As a business leader, what is more important to you: your customers or your employees? It’s not a trick question – but it might as well be. While we don’t want to choose, in some ways we do every day. We prioritize the customer experience in every facet of our business, from how we build our products to how we market to end users to how we judge our success as a team and company. But when it comes to investing in the employee experience, we’ve left a lot on the table.
As businesses start to grow, it’s easier and more the norm to focus attention on the measurable things that have a clear and direct impact on near-term growth goals – i.e. sales, customer service metrics, and direct marketing programs. What about the intangibles that also have a direct impact? What about the behaviors being reinforced each day across your teams? The energy of the workplace and how that impacts innovation, customer retention, and other critical factors of the employee experience that can make or break growth in both the short and long term?
The question is how do we start putting as much emphasis on the intangibles and the qualities that make up the employee experience as we do the customer experience? It starts by understanding what the employee experience is and why it matters to your business.
What is the employee experience?
Using employee experience instead of engagement is relatively new, but it’s broader and more in line with what companies need to consider when engaging their workforce. To better understand what core tenets define a positive employee experience, our recent market research study of 750 employees at over 600 companies found four key pillars that lead to strong engagement:
- Connection: Having strong connections to colleagues, managers, the company, and the community.
- Meaning: Knowing my company, and the work I do, has meaning and purpose and being aligned to those, and also being rewarded in a meaningful, personalized way.
- Impact: Engagement is higher when you give rather than receive, and the overall employee experience is significantly bolstered from this. Employees want to have an impact on their colleagues and the community in which they live and work. This is a lot about giving back in meaningful ways, and the company helping employees do so.
- Appreciation: Receiving specific, real-time appreciation for the work I do from the people that matter most.
While these pillars may sound like HR buzzwords, they are in fact proven concepts that will change your organization for the better. After looking at the interactions between employees and employers at companies ranging from Fortune 5 organizations to startups under 20 employees, it’s apparent that no matter the size of the company, people at every organization have an overarching desire to be acknowledged and know they are making a difference.
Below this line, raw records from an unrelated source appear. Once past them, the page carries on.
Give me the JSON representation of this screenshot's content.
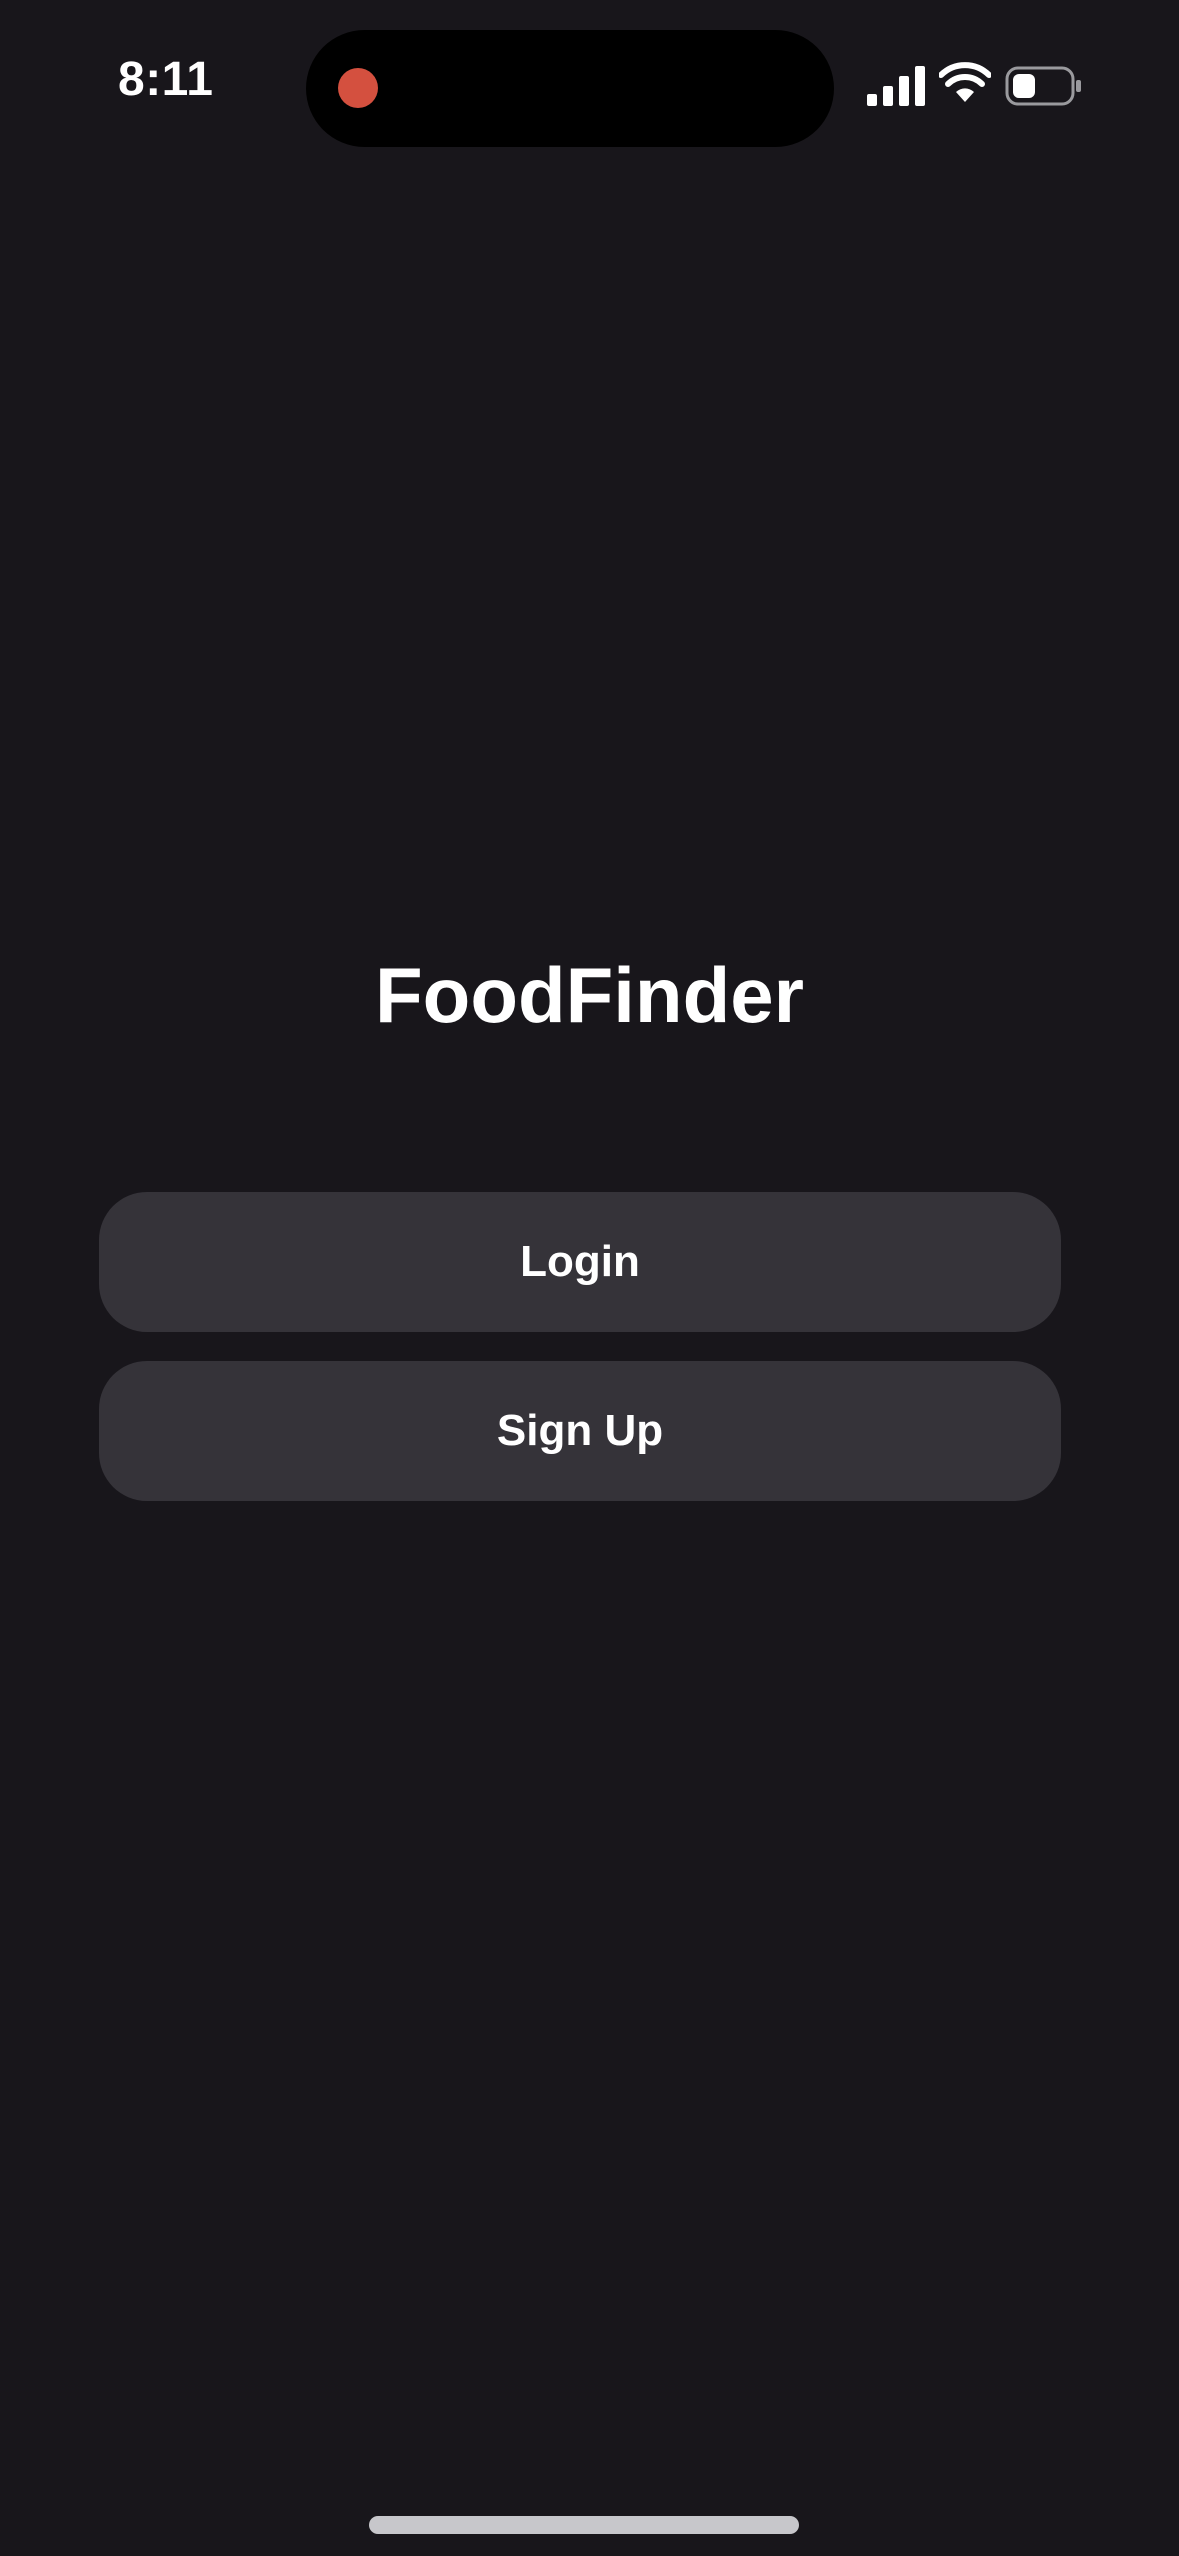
{
  "status_bar": {
    "time": "8:11",
    "icons": [
      "recording-indicator-icon",
      "cellular-signal-icon",
      "wifi-icon",
      "battery-icon"
    ]
  },
  "app": {
    "title": "FoodFinder"
  },
  "buttons": {
    "login_label": "Login",
    "signup_label": "Sign Up"
  },
  "colors": {
    "background": "#18161b",
    "button_background": "#353339",
    "text": "#ffffff",
    "recording_dot": "#d4503f"
  }
}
In its essence, the quality of the employee experience depends on how much these pillars are embedded in an employee’s cumulative day-to-day interactions with everything from corporate values, coworkers, and management to customers, shareholders, and work content. In fact, the employee experience drives your business forward in two drastic ways: It has an immediate impact on your bottom line and positively affects the customer experience.
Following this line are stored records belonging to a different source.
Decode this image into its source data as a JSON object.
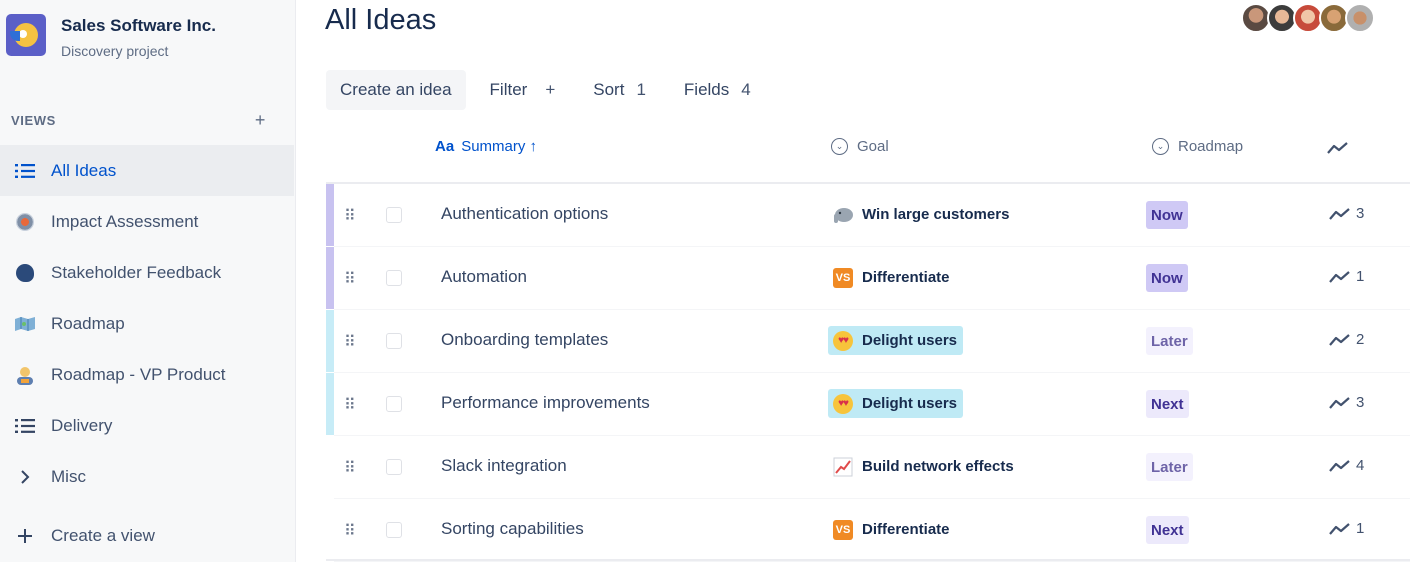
{
  "project": {
    "name": "Sales Software Inc.",
    "subtitle": "Discovery project"
  },
  "views": {
    "header": "VIEWS",
    "add_label": "+",
    "items": [
      {
        "label": "All Ideas",
        "icon": "list-icon",
        "active": true
      },
      {
        "label": "Impact Assessment",
        "icon": "target-icon"
      },
      {
        "label": "Stakeholder Feedback",
        "icon": "speaking-head-icon"
      },
      {
        "label": "Roadmap",
        "icon": "map-icon"
      },
      {
        "label": "Roadmap - VP Product",
        "icon": "person-icon"
      },
      {
        "label": "Delivery",
        "icon": "list-icon"
      },
      {
        "label": "Misc",
        "icon": "chevron-right-icon"
      }
    ],
    "create_label": "Create a view"
  },
  "page": {
    "title": "All Ideas"
  },
  "toolbar": {
    "create_label": "Create an idea",
    "filter_label": "Filter",
    "filter_plus": "+",
    "sort_label": "Sort",
    "sort_count": "1",
    "fields_label": "Fields",
    "fields_count": "4"
  },
  "columns": {
    "summary_prefix": "Aa",
    "summary": "Summary ↑",
    "goal": "Goal",
    "roadmap": "Roadmap"
  },
  "rows": [
    {
      "summary": "Authentication options",
      "goal": "Win large customers",
      "goal_icon": "elephant-icon",
      "roadmap": "Now",
      "impact": "3",
      "strip": "#c8c2f0"
    },
    {
      "summary": "Automation",
      "goal": "Differentiate",
      "goal_icon": "vs-icon",
      "roadmap": "Now",
      "impact": "1",
      "strip": "#c8c2f0"
    },
    {
      "summary": "Onboarding templates",
      "goal": "Delight users",
      "goal_icon": "heart-eyes-icon",
      "roadmap": "Later",
      "impact": "2",
      "strip": "#c7ecf7"
    },
    {
      "summary": "Performance improvements",
      "goal": "Delight users",
      "goal_icon": "heart-eyes-icon",
      "roadmap": "Next",
      "impact": "3",
      "strip": "#c7ecf7"
    },
    {
      "summary": "Slack integration",
      "goal": "Build network effects",
      "goal_icon": "chart-increasing-icon",
      "roadmap": "Later",
      "impact": "4",
      "strip": ""
    },
    {
      "summary": "Sorting capabilities",
      "goal": "Differentiate",
      "goal_icon": "vs-icon",
      "roadmap": "Next",
      "impact": "1",
      "strip": ""
    }
  ],
  "colors": {
    "now_bg": "#cfc9f5",
    "now_fg": "#403294",
    "later_bg": "#f3f1fd",
    "later_fg": "#6e64a8",
    "next_bg": "#ece9fb",
    "next_fg": "#403294",
    "goal_highlight": "#bfeaf5",
    "accent": "#0052cc"
  }
}
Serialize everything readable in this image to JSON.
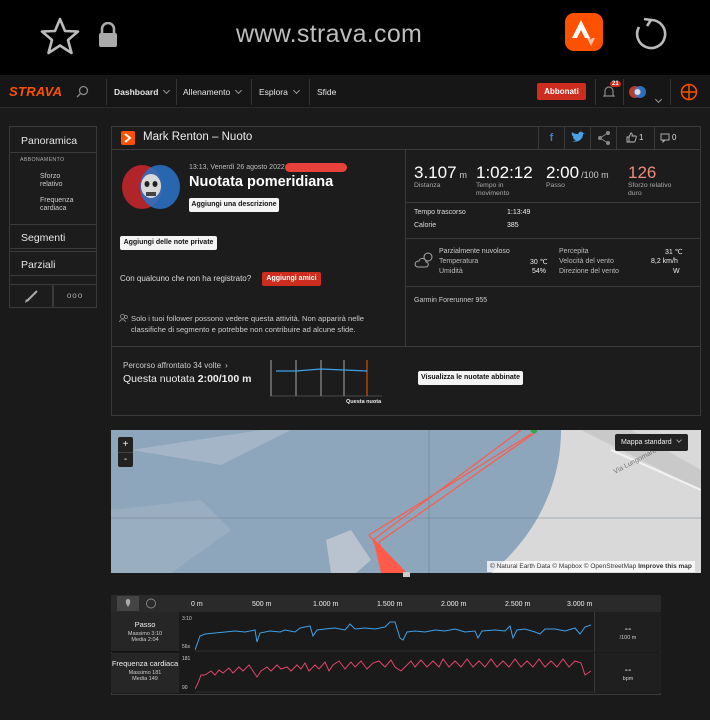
{
  "browser": {
    "url": "www.strava.com"
  },
  "nav": {
    "brand": "STRAVA",
    "dashboard": "Dashboard",
    "training": "Allenamento",
    "explore": "Esplora",
    "challenges": "Sfide",
    "subscribe": "Abbonati",
    "notifications": "21"
  },
  "sidebar": {
    "overview": "Panoramica",
    "subscription": "ABBONAMENTO",
    "relative_effort": "Sforzo relativo",
    "heart_rate": "Frequenza cardiaca",
    "segments": "Segmenti",
    "splits": "Parziali",
    "more": "ooo"
  },
  "header": {
    "title": "Mark Renton – Nuoto",
    "kudos": "1",
    "comments": "0"
  },
  "activity": {
    "datetime": "13:13, Venerdì 26 agosto 2022",
    "name": "Nuotata pomeridiana",
    "add_description": "Aggiungi una descrizione",
    "add_private_notes": "Aggiungi delle note private",
    "with_someone": "Con qualcuno che non ha registrato?",
    "add_friends": "Aggiungi amici",
    "privacy_note": "Solo i tuoi follower possono vedere questa attività. Non apparirà nelle classifiche di segmento e potrebbe non contribuire ad alcune sfide."
  },
  "stats": {
    "distance": {
      "value": "3.107",
      "unit": "m",
      "label": "Distanza"
    },
    "moving_time": {
      "value": "1:02:12",
      "label": "Tempo in movimento"
    },
    "pace": {
      "value": "2:00",
      "unit": "/100 m",
      "label": "Passo"
    },
    "relative_effort": {
      "value": "126",
      "label": "Sforzo relativo duro"
    },
    "elapsed_label": "Tempo trascorso",
    "elapsed_value": "1:13:49",
    "calories_label": "Calorie",
    "calories_value": "385"
  },
  "weather": {
    "condition": "Parzialmente nuvoloso",
    "temperature_label": "Temperatura",
    "temperature": "30 ℃",
    "humidity_label": "Umidità",
    "humidity": "54%",
    "feels_label": "Percepita",
    "feels": "31 ℃",
    "wind_speed_label": "Velocità del vento",
    "wind_speed": "8,2 km/h",
    "wind_dir_label": "Direzione del vento",
    "wind_dir": "W"
  },
  "device": "Garmin Forerunner 955",
  "route": {
    "times": "Percorso affrontato 34 volte",
    "this_swim": "Questa nuotata",
    "this_pace": "2:00/100",
    "this_pace_unit": "m",
    "marker_label": "Questa nuota",
    "view_matched": "Visualizza le nuotate abbinate"
  },
  "map": {
    "style": "Mappa standard",
    "zoom_in": "+",
    "zoom_out": "-",
    "attribution": "© Natural Earth Data © Mapbox © OpenStreetMap",
    "improve": "Improve this map",
    "street": "Via Lungomare di P"
  },
  "analysis": {
    "ticks": [
      "0 m",
      "500 m",
      "1.000 m",
      "1.500 m",
      "2.000 m",
      "2.500 m",
      "3.000 m"
    ],
    "pace": {
      "label": "Passo",
      "max": "Massimo 3:10",
      "avg": "Media 2:04",
      "top": "3:10",
      "bottom": "56s",
      "readout": "--",
      "unit": "/100 m"
    },
    "hr": {
      "label": "Frequenza cardiaca",
      "max": "Massimo 181",
      "avg": "Media 149",
      "top": "181",
      "bottom": "90",
      "readout": "--",
      "unit": "bpm"
    }
  },
  "colors": {
    "brand": "#fc5200",
    "button_red": "#cc2d1f",
    "pace_line": "#3fa0e8",
    "hr_line": "#e0456a",
    "route": "#ff5a4a",
    "water": "#8fa7bd"
  }
}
The employee experience directly impacts your bottom line
The employee experience and your company culture likely don’t have their own line items on your P&L, but rather its ROI is in the operational and financial numbers you’re already tracking like turnover, retention, productivity, and recruiting. When looking at turnover, for example, cost estimates range from tens of thousands of dollars to 2x the employee’s annual salary (depending on their level), and with turnover being directly tied to the employee experience, that’s just the tip of the ROI iceberg.
In Jacob Morgan’s Employee Experience Advantage, Morgan notes that companies that invest in the employee experience are four times as profitable as those that don’t and have more than two times the average revenue. In addition, those that invested most heavily in employee experience were included 28 times as often among Fast Company’s Most Innovative Companies, 11.5 times as often in Glassdoor’s Best Places to Work, 2.1 times as often in Forbes’s list of the World’s Most Innovative Companies, 4.4 times as often in LinkedIn’s list of North America’s Most In-Demand Employers, and twice as often in the American Customer Satisfaction Index. Essentially, an engaged, creative and energetic workforce outperforms the competition in performance, customer service, valuation, and revenue.
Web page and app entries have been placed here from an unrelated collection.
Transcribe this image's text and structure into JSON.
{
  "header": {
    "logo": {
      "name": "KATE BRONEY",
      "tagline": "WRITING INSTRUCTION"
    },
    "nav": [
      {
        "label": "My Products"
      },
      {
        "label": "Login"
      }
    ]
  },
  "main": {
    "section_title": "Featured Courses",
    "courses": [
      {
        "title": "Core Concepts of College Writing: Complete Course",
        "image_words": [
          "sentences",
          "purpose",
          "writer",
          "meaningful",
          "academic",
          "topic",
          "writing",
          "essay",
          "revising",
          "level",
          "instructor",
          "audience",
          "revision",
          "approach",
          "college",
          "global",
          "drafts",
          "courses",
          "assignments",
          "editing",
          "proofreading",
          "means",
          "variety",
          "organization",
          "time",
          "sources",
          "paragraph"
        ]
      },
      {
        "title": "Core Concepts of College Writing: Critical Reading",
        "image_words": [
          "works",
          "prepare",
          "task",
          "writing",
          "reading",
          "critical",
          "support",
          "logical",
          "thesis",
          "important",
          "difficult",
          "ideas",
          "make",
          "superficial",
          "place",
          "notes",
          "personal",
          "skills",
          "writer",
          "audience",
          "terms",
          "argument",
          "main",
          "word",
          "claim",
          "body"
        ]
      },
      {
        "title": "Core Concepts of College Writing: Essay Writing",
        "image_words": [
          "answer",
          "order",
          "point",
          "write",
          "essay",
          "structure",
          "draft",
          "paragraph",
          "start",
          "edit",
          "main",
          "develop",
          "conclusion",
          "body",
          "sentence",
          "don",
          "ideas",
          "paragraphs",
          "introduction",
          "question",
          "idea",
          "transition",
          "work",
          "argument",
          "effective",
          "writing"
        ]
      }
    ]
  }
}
The employee experience impacts the customer experience
As business leaders, we put a lot of time and energy into the experience our customers have with our brand and it’s for good reason. Harvard Business Review notes that “depending on what industry you’re in, it’s 5 to 25 times as expensive to win a new customer as it is to keep a current customer.” With today’s media-heightened society, one review, encounter, or social media post can make a significant positive or negative impact on your organization.
A positive or negative brand experience comes from the interactions your customers have with your employees. While creating a corporate culture where employees are committed to improving customer satisfaction makes good business sense, the only way to achieve this is to ensure your employees have a positive employee experience.
As companies continue to strive for growth and profitability, prioritizing a better employee experience is the right place to start. Companies that don’t put their employees first will continue to over-invest in quick wins and tactics to woo customers and increase their brand loyalty, when in reality the best way to improve your bottom-line metrics are the brand ambassadors already working at your company. When companies invest in their people and the employee experience, the ROI on critical business metrics is clear.